Binnington said he’s long been a fan of Pittsburgh Penguins‘ netminder Marc-André Fleury ("I like his style and how he plays and battles,") however he refused to suggest a preference for which club he’ll be drafted by — even when told the "it’s just an honor" line is a cop-out.

"I’d have to say, truly, it’s just an honor to be drafted," he said, laughing. "I don’t really have a team that I’m looking forward to be taken by, or going for — I’m just happy to be taken by anyone."

However, growing up in Richmond Hill does mean he has some NHL roots. "Born in Toronto, so you’ve got to be a Toronto fan." And, like a true Leafs’ fan, optimism reigns supreme. "They’re starting to come around a bit."

Reeds said his goalie needs to work on his size as he prepares for the next level. "I think the biggest thing is his strength. I mean, he’s still just 17, he’s still growing, so the biggest thing is his strength and his consistency," he said.

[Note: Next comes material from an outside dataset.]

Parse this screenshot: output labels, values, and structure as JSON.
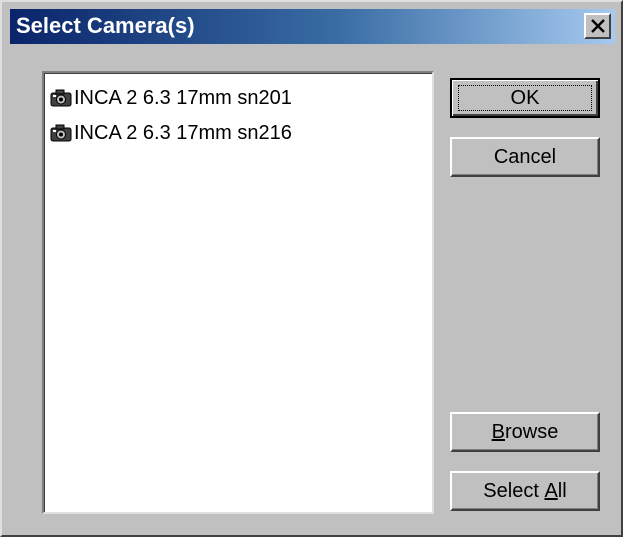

Binnington wholeheartedly agrees. "Probably just getting stronger and bigger, and also mental-focus-wise, I can also work on that too," he explained. "I need to work on getting stronger and quicker."

And despite having a pair of netminders on the roster who have been selected by NHL squads, Binnington said he’s hoping to use the off-season to pick their brains about the draft experience.

"Here and there, I’ll ask the guys about what’s going on," he said. "But I think I’ll wait more until after the season and in the off-season I’ll turn to them so they can give me advice and fill me in on what happens."

Binnington hopes that time won’t come any time soon. After all, when it comes to drafting, nothing succeeds like success.

"Everyone likes someone who has won something," he said. "The team that I’m on, everyone gets along well and everything’s working out so far."